TRY IT -> In the entries below, find the lines that contain the word "state" and copy them.

━━━━━ SOURCE DATA

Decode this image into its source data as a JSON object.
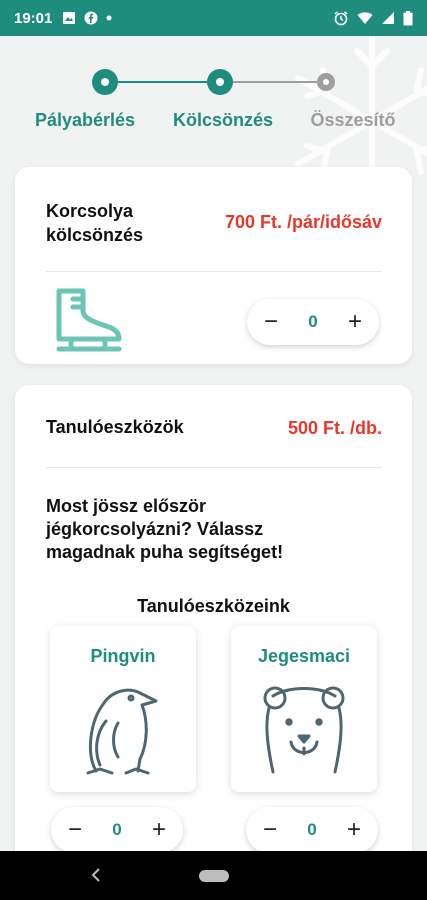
{
  "status_bar": {
    "time": "19:01",
    "bg_color": "#1f8d7e"
  },
  "stepper": {
    "steps": [
      {
        "label": "Pályabérlés",
        "state": "done"
      },
      {
        "label": "Kölcsönzés",
        "state": "current"
      },
      {
        "label": "Összesítő",
        "state": "pending"
      }
    ],
    "active_color": "#1f8d7e",
    "inactive_color": "#9e9e9e"
  },
  "skate_card": {
    "title_line1": "Korcsolya",
    "title_line2": "kölcsönzés",
    "price": "700 Ft. /pár/idősáv",
    "quantity": "0",
    "icon": "skate-icon"
  },
  "tools_card": {
    "title": "Tanulóeszközök",
    "price": "500 Ft. /db.",
    "prompt_line1": "Most jössz először",
    "prompt_line2": "jégkorcsolyázni? Válassz",
    "prompt_line3": "magadnak puha segítséget!",
    "section_title": "Tanulóeszközeink",
    "items": [
      {
        "name": "Pingvin",
        "quantity": "0",
        "icon": "penguin-icon"
      },
      {
        "name": "Jegesmaci",
        "quantity": "0",
        "icon": "bear-icon"
      }
    ]
  },
  "qty_controls": {
    "minus": "−",
    "plus": "+"
  },
  "colors": {
    "accent": "#1f8d7e",
    "price": "#e8382b"
  }
}
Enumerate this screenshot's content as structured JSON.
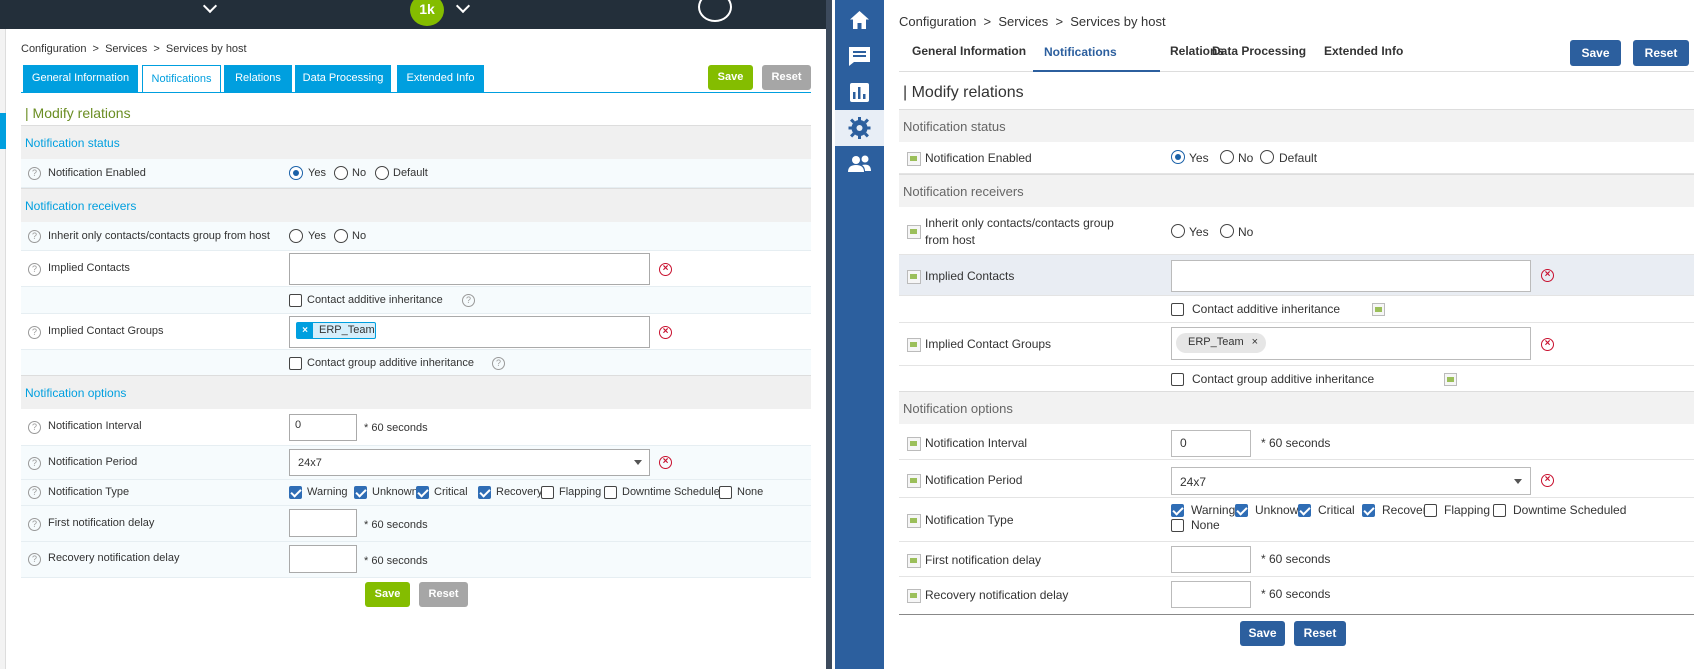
{
  "left": {
    "header": {
      "badge": "1k"
    },
    "breadcrumb": "Configuration  >  Services  >  Services by host",
    "tabs": [
      "General Information",
      "Notifications",
      "Relations",
      "Data Processing",
      "Extended Info"
    ],
    "save": "Save",
    "reset": "Reset",
    "modify_title": "| Modify relations",
    "sections": {
      "status": "Notification status",
      "receivers": "Notification receivers",
      "options": "Notification options"
    },
    "rows": {
      "enabled": "Notification Enabled",
      "inherit": "Inherit only contacts/contacts group from host",
      "contacts": "Implied Contacts",
      "contact_additive": "Contact additive inheritance",
      "groups": "Implied Contact Groups",
      "group_additive": "Contact group additive inheritance",
      "interval": "Notification Interval",
      "period": "Notification Period",
      "type": "Notification Type",
      "first_delay": "First notification delay",
      "recovery_delay": "Recovery notification delay"
    },
    "radios": {
      "yes": "Yes",
      "no": "No",
      "default": "Default"
    },
    "enabled_value": "Yes",
    "group_tag": "ERP_Team",
    "interval_value": "0",
    "seconds": "* 60 seconds",
    "period_value": "24x7",
    "types": [
      {
        "label": "Warning",
        "checked": true
      },
      {
        "label": "Unknown",
        "checked": true
      },
      {
        "label": "Critical",
        "checked": true
      },
      {
        "label": "Recovery",
        "checked": true
      },
      {
        "label": "Flapping",
        "checked": false
      },
      {
        "label": "Downtime Scheduled",
        "checked": false
      },
      {
        "label": "None",
        "checked": false
      }
    ],
    "accent": "#009fdf",
    "green": "#84bd00"
  },
  "right": {
    "sidebar_icons": [
      "home-icon",
      "monitoring-icon",
      "reporting-icon",
      "configuration-icon",
      "administration-icon"
    ],
    "breadcrumb": "Configuration  >  Services  >  Services by host",
    "tabs": [
      "General Information",
      "Notifications",
      "Relations",
      "Data Processing",
      "Extended Info"
    ],
    "save": "Save",
    "reset": "Reset",
    "modify_title": "| Modify relations",
    "sections": {
      "status": "Notification status",
      "receivers": "Notification receivers",
      "options": "Notification options"
    },
    "rows": {
      "enabled": "Notification Enabled",
      "inherit_1": "Inherit only contacts/contacts group",
      "inherit_2": "from host",
      "contacts": "Implied Contacts",
      "contact_additive": "Contact additive inheritance",
      "groups": "Implied Contact Groups",
      "group_additive": "Contact group additive inheritance",
      "interval": "Notification Interval",
      "period": "Notification Period",
      "type": "Notification Type",
      "first_delay": "First notification delay",
      "recovery_delay": "Recovery notification delay"
    },
    "radios": {
      "yes": "Yes",
      "no": "No",
      "default": "Default"
    },
    "group_tag": "ERP_Team",
    "tag_remove": "×",
    "interval_value": "0",
    "seconds": "* 60 seconds",
    "period_value": "24x7",
    "types": [
      {
        "label": "Warning",
        "checked": true
      },
      {
        "label": "Unknown",
        "checked": true
      },
      {
        "label": "Critical",
        "checked": true
      },
      {
        "label": "Recovery",
        "checked": true
      },
      {
        "label": "Flapping",
        "checked": false
      },
      {
        "label": "Downtime Scheduled",
        "checked": false
      },
      {
        "label": "None",
        "checked": false
      }
    ],
    "accent": "#2c5f9e"
  }
}
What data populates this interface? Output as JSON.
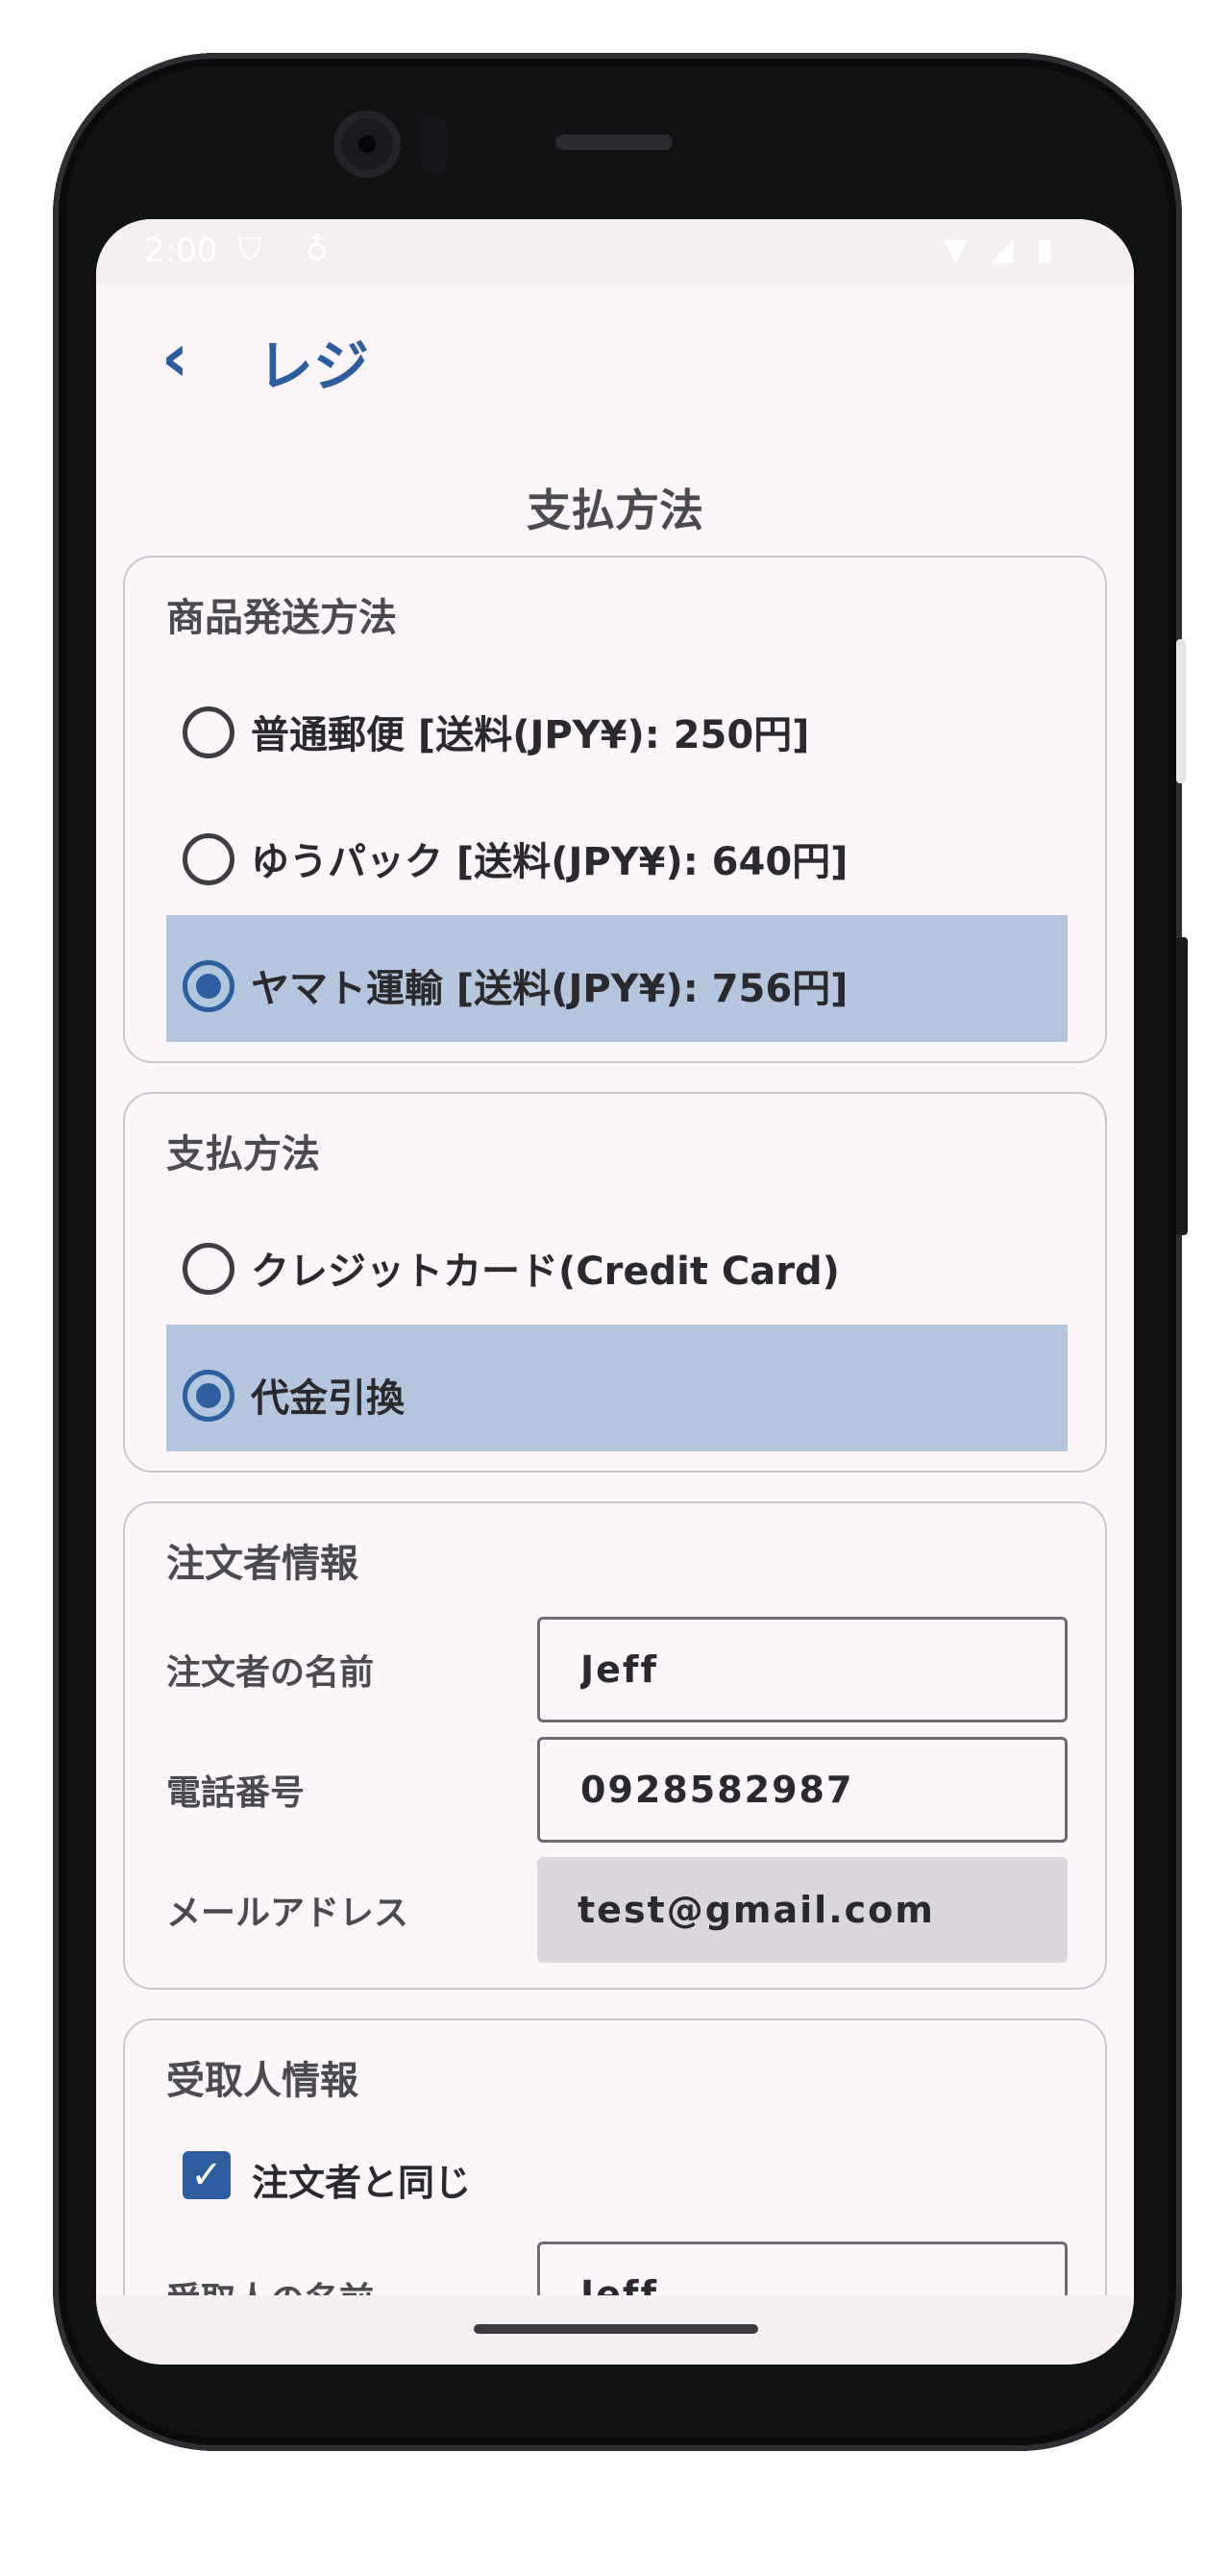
{
  "status_bar": {
    "time": "2:00"
  },
  "top_bar": {
    "back_icon": "chevron-left-icon",
    "title": "レジ"
  },
  "page_title": "支払方法",
  "shipping": {
    "title": "商品発送方法",
    "options": [
      {
        "label": "普通郵便 [送料(JPY¥): 250円]",
        "selected": false
      },
      {
        "label": "ゆうパック [送料(JPY¥): 640円]",
        "selected": false
      },
      {
        "label": "ヤマト運輸 [送料(JPY¥): 756円]",
        "selected": true
      }
    ]
  },
  "payment": {
    "title": "支払方法",
    "options": [
      {
        "label": "クレジットカード(Credit Card)",
        "selected": false
      },
      {
        "label": "代金引換",
        "selected": true
      }
    ]
  },
  "orderer": {
    "title": "注文者情報",
    "name_label": "注文者の名前",
    "name_value": "Jeff",
    "phone_label": "電話番号",
    "phone_value": "0928582987",
    "email_label": "メールアドレス",
    "email_value": "test@gmail.com"
  },
  "recipient": {
    "title": "受取人情報",
    "same_as_orderer_label": "注文者と同じ",
    "same_as_orderer_checked": true,
    "name_label": "受取人の名前",
    "name_value": "Jeff"
  },
  "colors": {
    "accent": "#2c5ea0",
    "selected_row": "#b4c6de",
    "background": "#fcf6fb"
  }
}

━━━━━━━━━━

EXERCISE ANSWER ->
        "state": "done"
        "state": "current"
        "state": "pending"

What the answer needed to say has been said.